A group of Indigenous people and supporters headed to Parliament Hill Wednesday night to try to perform a ceremony and erect a teepee, but faced opposition from police.

A large crowd had gathered as part of a four-day Canada Day protest.

A video on social media showed officers removing at least one person from the area. CBC's Elyse Skura said at least nine people were arrested and detained. Those individuals were later released.

The teepee was eventually erected in a ceremony early Thursday morning.

"It is right by the east entrance and police have set up metal barriers that restrict access from that area to the rest of the Hill," Skura reported. "The demonstrators say they are not happy and don't consider this a compromise because they want to be on the grounds, but they are satisfied they could continue their ceremony."

Several of the individuals reported receiving a notice of trespass, which means they can't return to Parliament Hill for six months.

Later, however, there were cheers as people who had been detained appeared back on site.

According to the CBC's Omar Dabaghi-Pacheco, "demonstrators were also heard telling police they did not feel they needed a permit for what they considered a First Nations religious ceremony on Parliament Hill."

Organizers say the demonstration marks the first day of a "reoccupation" ceremony to counter Canada's upcoming 150th anniversary celebrations.

A statement ahead of the event said the ceremony "aims to simultaneously unsettle the 150th anniversary while asserting place-based relationship on our lands that were never ceded, and to educate the general public on the atrocities that the occupying government continues to inflict on our Nation's and our Mother."

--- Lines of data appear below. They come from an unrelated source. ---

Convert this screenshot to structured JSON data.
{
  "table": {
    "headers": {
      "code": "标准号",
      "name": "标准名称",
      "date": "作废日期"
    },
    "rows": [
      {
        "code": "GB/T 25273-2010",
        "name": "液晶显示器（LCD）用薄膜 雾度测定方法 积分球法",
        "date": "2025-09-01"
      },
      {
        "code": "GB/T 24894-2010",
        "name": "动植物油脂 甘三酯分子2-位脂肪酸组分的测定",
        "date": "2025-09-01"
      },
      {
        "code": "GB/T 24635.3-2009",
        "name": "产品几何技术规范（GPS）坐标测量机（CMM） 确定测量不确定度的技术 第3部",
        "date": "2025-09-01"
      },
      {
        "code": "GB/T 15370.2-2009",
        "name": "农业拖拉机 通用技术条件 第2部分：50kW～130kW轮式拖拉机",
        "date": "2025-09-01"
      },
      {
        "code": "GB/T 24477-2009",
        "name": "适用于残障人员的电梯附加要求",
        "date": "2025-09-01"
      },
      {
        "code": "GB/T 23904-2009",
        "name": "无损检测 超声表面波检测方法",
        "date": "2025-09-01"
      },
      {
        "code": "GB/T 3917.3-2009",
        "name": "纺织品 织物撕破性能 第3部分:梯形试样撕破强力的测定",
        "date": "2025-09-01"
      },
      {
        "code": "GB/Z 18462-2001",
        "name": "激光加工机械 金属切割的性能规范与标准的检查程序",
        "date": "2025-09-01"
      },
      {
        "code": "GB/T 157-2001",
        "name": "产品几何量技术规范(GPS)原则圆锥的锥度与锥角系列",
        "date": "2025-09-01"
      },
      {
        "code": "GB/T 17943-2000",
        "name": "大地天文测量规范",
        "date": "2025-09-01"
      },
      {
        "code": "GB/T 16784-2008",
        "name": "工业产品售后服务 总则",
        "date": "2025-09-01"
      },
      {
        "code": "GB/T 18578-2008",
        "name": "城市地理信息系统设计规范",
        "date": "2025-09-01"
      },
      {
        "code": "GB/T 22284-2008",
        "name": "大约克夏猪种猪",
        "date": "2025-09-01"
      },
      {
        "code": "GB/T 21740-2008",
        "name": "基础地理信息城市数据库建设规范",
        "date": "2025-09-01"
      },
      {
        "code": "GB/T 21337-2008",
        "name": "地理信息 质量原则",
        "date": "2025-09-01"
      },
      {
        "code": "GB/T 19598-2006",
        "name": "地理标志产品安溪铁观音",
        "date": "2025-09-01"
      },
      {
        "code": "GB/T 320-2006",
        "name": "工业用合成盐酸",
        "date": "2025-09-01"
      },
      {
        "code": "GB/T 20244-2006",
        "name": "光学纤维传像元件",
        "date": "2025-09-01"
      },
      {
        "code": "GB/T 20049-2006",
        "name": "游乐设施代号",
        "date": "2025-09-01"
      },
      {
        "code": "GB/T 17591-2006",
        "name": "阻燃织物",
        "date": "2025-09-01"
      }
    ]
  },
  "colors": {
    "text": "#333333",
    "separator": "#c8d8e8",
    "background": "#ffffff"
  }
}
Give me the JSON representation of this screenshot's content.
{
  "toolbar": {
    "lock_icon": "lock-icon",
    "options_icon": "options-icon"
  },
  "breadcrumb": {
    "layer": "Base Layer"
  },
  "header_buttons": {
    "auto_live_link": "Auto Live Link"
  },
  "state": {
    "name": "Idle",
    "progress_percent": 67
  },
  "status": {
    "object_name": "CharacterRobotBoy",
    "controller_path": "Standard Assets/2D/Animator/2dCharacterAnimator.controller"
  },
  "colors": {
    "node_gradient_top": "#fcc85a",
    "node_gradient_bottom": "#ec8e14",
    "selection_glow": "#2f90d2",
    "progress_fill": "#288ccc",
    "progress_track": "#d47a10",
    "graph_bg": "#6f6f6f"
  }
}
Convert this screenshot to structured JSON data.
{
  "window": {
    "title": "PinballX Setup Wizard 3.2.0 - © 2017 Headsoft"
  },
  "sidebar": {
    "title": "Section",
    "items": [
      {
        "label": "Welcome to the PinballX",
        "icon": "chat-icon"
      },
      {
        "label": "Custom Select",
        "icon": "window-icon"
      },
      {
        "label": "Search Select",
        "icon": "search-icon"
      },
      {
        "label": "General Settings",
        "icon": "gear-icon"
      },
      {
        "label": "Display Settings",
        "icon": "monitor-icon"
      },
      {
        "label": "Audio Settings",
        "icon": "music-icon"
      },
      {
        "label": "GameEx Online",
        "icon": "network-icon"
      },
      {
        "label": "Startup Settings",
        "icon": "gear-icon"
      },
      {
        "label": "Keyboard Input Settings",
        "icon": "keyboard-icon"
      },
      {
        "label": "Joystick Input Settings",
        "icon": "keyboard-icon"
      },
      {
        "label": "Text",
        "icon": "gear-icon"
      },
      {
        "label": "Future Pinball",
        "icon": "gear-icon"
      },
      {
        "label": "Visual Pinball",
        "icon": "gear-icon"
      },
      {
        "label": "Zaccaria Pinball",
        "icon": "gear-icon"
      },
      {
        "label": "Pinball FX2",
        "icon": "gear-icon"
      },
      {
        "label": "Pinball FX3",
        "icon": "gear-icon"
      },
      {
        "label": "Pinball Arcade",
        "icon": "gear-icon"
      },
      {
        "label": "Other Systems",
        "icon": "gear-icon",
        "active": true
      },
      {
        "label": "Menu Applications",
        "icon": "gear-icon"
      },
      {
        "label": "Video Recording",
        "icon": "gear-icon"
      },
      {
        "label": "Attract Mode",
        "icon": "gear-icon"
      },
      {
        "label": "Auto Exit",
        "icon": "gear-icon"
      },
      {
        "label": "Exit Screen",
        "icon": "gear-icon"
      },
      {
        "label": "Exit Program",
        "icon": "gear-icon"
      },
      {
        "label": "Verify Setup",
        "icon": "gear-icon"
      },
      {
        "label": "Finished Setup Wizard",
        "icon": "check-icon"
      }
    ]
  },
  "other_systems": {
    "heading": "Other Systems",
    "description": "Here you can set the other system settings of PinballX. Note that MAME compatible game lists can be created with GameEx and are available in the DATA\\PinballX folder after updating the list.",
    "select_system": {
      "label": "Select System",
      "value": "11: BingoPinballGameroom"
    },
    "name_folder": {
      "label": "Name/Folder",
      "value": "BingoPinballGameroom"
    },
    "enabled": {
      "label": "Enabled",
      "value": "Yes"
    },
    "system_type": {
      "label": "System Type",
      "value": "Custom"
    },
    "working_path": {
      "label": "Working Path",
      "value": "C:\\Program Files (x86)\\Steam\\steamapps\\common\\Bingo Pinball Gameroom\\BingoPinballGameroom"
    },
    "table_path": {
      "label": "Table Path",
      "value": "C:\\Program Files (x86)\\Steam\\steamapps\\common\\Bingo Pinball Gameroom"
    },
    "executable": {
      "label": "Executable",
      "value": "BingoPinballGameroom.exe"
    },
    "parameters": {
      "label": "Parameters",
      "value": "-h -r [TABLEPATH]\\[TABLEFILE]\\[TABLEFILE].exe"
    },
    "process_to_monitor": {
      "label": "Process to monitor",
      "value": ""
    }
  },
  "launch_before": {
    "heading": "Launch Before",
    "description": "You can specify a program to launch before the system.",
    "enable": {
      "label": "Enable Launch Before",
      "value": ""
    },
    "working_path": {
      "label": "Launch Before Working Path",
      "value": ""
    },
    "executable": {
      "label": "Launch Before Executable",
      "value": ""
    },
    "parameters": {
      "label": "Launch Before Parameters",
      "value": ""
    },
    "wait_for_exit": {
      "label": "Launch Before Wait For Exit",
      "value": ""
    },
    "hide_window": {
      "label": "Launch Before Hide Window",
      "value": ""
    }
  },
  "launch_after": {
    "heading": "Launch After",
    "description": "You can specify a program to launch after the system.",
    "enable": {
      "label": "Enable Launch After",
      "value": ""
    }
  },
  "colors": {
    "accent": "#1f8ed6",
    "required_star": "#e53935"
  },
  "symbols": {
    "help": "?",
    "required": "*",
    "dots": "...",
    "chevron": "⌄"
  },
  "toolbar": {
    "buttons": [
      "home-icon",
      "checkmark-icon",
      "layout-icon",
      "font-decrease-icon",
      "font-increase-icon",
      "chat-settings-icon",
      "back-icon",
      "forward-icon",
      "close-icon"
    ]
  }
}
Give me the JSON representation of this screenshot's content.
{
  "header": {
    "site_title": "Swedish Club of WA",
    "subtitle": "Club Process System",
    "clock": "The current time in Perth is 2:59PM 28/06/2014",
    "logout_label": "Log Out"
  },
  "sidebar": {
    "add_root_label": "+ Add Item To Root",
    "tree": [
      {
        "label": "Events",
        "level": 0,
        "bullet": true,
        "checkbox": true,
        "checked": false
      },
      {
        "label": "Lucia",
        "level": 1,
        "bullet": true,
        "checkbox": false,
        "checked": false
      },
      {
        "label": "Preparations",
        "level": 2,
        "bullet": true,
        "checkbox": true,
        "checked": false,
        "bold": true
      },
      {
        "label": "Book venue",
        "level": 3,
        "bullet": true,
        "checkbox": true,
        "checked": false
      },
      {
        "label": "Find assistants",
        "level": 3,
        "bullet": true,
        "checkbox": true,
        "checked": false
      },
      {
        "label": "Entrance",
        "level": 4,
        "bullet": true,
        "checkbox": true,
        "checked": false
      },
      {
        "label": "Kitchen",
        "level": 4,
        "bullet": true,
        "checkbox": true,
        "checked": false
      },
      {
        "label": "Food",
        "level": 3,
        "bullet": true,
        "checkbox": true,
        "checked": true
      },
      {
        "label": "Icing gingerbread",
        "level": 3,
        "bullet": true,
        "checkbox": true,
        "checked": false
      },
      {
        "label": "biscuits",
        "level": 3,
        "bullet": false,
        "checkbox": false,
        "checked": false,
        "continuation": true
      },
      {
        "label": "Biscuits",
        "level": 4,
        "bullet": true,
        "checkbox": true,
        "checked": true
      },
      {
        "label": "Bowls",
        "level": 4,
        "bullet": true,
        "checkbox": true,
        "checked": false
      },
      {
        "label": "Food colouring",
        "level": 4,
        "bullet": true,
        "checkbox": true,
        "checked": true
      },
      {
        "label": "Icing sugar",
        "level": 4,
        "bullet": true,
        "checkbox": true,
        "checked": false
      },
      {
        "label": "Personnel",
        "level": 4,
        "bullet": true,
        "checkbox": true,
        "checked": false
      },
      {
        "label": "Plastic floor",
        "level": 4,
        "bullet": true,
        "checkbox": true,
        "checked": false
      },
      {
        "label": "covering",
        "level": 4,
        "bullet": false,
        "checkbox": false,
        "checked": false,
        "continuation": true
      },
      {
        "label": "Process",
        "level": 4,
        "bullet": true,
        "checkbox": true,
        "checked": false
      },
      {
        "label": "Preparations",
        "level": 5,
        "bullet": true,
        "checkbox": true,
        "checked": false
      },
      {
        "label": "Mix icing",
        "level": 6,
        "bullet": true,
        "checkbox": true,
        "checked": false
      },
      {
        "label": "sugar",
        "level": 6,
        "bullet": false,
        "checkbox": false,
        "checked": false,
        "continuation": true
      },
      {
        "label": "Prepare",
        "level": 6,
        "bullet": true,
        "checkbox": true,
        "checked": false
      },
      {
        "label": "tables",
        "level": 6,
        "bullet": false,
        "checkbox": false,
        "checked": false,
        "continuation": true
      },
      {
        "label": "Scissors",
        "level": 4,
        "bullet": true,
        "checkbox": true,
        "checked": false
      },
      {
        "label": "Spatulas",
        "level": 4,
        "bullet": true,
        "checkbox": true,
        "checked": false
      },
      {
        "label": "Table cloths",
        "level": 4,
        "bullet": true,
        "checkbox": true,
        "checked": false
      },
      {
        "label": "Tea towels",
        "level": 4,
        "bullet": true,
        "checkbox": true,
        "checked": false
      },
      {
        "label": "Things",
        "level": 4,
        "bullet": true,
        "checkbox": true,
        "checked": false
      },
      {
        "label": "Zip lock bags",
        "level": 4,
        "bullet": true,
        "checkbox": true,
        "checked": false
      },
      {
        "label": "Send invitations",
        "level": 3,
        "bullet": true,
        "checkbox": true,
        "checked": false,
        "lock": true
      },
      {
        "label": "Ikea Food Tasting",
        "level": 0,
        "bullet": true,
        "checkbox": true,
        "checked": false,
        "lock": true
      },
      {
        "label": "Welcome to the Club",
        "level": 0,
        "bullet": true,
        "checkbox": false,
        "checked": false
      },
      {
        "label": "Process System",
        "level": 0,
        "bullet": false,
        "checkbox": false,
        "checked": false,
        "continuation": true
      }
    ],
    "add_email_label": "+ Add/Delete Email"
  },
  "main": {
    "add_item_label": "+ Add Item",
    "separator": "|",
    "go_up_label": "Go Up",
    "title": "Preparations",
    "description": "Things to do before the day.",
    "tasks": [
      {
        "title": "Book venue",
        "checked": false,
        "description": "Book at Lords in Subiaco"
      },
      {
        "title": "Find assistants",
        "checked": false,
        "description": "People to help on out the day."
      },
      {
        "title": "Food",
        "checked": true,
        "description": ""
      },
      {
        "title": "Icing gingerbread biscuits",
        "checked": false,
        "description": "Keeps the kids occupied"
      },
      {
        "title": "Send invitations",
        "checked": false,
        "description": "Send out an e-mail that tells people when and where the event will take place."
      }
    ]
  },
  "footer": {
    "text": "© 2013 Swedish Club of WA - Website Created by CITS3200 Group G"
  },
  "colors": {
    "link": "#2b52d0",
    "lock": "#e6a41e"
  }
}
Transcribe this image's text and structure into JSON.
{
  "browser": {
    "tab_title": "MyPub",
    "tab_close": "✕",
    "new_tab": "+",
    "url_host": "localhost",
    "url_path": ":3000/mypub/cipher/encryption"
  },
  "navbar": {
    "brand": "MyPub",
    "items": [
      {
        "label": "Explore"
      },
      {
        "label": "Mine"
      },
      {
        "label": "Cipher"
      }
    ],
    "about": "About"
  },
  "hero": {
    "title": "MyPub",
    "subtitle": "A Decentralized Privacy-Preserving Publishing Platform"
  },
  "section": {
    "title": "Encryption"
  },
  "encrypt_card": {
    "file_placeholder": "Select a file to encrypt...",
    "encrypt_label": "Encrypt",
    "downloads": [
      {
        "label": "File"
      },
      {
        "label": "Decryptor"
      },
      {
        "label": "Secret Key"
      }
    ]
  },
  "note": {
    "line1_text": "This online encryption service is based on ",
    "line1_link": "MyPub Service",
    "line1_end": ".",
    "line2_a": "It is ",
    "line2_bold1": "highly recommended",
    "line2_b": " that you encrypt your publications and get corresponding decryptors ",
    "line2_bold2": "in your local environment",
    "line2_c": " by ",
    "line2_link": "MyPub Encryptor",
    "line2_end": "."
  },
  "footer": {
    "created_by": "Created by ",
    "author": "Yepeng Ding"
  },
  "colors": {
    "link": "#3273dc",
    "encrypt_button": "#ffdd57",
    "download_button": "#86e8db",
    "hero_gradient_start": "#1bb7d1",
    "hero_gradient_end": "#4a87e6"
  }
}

Parliament Hill Canada Day celebrations draw large crowds every year.

Parl Native Protest 20170628

People hold up a sign during a demonstration on Parliament Hill, as a crowd gathered to erect a teepee as part of a four-day Canada Day protest, in Ottawa on Thursday. (Justin Tang/Canadian Press)

With files from Elyse Skura, Omar Dabaghi-Pacheco and The Canadian Press